**DATA EXTRACT**
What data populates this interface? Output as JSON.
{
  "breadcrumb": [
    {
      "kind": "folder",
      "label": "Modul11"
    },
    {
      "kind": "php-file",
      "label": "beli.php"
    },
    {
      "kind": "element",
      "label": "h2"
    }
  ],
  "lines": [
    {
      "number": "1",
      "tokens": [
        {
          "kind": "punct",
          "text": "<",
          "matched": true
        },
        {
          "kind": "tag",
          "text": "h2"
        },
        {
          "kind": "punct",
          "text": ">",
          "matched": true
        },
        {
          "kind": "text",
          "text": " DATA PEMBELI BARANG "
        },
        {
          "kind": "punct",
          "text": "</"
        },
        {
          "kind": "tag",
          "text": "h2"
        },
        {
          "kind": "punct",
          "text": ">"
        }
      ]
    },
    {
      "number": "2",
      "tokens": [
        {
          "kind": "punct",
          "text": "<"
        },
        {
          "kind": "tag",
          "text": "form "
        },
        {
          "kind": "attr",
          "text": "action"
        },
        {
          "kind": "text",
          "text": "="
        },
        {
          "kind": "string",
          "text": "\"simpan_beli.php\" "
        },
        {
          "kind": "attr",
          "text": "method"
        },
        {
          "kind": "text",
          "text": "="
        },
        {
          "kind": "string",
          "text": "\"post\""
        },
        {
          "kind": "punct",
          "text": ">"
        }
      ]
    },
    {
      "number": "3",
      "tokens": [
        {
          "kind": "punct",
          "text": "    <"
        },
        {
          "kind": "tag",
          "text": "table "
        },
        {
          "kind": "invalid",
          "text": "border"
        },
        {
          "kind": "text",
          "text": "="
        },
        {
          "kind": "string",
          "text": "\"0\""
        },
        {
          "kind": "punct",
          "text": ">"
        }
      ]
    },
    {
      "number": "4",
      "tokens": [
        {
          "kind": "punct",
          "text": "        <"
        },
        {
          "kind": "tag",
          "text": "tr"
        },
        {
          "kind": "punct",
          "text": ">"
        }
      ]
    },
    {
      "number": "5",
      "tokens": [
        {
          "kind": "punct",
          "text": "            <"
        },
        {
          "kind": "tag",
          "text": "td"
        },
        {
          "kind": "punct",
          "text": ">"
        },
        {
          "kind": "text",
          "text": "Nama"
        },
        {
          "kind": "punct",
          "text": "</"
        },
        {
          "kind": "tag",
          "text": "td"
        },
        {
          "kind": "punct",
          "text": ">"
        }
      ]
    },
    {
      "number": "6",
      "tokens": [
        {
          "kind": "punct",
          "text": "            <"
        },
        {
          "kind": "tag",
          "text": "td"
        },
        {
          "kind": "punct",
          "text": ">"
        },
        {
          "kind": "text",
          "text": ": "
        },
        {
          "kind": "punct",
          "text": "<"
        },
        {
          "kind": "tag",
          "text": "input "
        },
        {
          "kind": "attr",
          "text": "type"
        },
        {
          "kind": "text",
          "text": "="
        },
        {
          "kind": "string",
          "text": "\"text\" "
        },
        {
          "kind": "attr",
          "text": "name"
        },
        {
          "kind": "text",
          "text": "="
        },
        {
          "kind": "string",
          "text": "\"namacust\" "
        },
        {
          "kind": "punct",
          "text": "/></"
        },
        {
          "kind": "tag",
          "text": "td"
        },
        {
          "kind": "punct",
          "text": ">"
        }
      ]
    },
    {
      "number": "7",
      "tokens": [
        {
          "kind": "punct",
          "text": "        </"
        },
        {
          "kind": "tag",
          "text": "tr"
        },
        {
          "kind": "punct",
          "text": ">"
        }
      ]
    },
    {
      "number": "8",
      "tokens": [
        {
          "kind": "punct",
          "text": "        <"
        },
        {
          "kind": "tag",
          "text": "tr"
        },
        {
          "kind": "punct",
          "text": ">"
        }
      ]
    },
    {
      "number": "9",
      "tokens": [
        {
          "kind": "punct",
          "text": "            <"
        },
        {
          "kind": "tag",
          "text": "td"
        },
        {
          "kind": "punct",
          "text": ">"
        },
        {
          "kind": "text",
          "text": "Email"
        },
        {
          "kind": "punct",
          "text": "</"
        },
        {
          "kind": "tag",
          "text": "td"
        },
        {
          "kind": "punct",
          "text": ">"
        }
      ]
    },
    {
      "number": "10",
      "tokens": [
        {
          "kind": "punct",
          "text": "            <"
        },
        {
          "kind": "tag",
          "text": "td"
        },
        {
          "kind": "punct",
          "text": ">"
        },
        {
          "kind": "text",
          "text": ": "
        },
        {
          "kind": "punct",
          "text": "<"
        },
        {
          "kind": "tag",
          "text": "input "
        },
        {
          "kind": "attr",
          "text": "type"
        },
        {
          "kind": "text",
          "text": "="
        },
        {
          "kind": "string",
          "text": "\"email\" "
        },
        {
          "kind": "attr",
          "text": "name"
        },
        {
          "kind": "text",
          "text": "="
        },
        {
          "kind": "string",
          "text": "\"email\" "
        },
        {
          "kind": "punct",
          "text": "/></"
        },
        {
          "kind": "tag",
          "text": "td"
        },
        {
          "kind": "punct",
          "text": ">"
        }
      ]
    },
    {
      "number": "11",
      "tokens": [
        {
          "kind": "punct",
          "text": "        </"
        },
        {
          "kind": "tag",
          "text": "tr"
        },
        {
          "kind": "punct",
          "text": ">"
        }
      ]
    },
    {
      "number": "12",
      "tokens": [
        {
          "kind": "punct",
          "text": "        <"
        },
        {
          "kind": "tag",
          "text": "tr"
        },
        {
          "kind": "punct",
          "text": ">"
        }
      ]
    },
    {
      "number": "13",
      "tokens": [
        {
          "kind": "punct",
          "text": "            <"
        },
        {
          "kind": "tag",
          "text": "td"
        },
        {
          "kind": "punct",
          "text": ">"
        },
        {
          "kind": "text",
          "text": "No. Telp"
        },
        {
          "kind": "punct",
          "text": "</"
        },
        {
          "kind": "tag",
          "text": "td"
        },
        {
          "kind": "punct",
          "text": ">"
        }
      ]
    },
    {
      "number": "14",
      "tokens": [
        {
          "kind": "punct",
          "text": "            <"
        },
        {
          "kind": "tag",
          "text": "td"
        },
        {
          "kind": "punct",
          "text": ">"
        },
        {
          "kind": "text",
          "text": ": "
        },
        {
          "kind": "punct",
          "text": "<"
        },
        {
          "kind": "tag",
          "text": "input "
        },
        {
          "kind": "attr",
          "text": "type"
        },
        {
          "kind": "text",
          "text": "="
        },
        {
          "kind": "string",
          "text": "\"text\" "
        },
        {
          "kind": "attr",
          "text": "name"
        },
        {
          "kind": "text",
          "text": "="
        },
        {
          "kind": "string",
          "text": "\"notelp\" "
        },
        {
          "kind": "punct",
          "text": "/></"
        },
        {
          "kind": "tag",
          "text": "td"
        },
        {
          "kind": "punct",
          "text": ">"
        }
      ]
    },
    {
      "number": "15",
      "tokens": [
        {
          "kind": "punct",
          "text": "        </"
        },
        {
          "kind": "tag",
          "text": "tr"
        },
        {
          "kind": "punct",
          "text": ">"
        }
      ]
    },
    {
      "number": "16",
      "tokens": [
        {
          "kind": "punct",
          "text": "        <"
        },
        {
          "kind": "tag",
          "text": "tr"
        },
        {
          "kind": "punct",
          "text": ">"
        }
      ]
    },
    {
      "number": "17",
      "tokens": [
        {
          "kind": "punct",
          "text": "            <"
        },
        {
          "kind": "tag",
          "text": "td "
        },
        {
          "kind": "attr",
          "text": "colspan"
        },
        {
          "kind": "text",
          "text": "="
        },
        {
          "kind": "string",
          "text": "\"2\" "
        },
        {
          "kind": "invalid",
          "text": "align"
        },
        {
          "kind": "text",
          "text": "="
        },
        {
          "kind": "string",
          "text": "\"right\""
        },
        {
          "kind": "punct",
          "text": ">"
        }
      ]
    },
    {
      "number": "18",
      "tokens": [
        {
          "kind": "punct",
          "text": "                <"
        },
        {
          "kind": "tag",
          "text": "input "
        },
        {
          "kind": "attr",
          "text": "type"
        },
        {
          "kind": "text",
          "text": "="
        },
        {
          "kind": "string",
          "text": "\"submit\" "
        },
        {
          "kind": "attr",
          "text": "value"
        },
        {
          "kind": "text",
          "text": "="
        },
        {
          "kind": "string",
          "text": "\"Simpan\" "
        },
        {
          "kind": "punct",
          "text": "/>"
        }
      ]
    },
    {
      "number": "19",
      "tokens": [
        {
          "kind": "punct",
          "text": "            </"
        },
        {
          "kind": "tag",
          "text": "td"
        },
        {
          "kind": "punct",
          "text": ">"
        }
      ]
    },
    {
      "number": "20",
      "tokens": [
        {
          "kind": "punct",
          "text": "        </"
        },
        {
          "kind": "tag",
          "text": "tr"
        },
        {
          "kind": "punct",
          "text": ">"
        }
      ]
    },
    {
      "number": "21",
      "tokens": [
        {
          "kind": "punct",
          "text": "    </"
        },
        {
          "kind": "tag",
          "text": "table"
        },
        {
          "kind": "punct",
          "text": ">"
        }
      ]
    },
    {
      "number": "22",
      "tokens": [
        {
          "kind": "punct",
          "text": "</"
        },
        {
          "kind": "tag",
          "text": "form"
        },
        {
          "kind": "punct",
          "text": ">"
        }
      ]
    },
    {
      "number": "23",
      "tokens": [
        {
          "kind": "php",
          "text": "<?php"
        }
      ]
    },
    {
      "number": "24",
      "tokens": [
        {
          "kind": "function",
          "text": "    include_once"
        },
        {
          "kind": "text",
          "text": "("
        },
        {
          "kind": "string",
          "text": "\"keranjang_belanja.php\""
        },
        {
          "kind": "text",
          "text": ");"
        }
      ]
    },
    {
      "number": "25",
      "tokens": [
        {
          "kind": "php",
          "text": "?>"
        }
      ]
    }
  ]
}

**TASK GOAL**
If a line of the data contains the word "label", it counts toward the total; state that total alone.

**WRITTEN RESPONSE**
3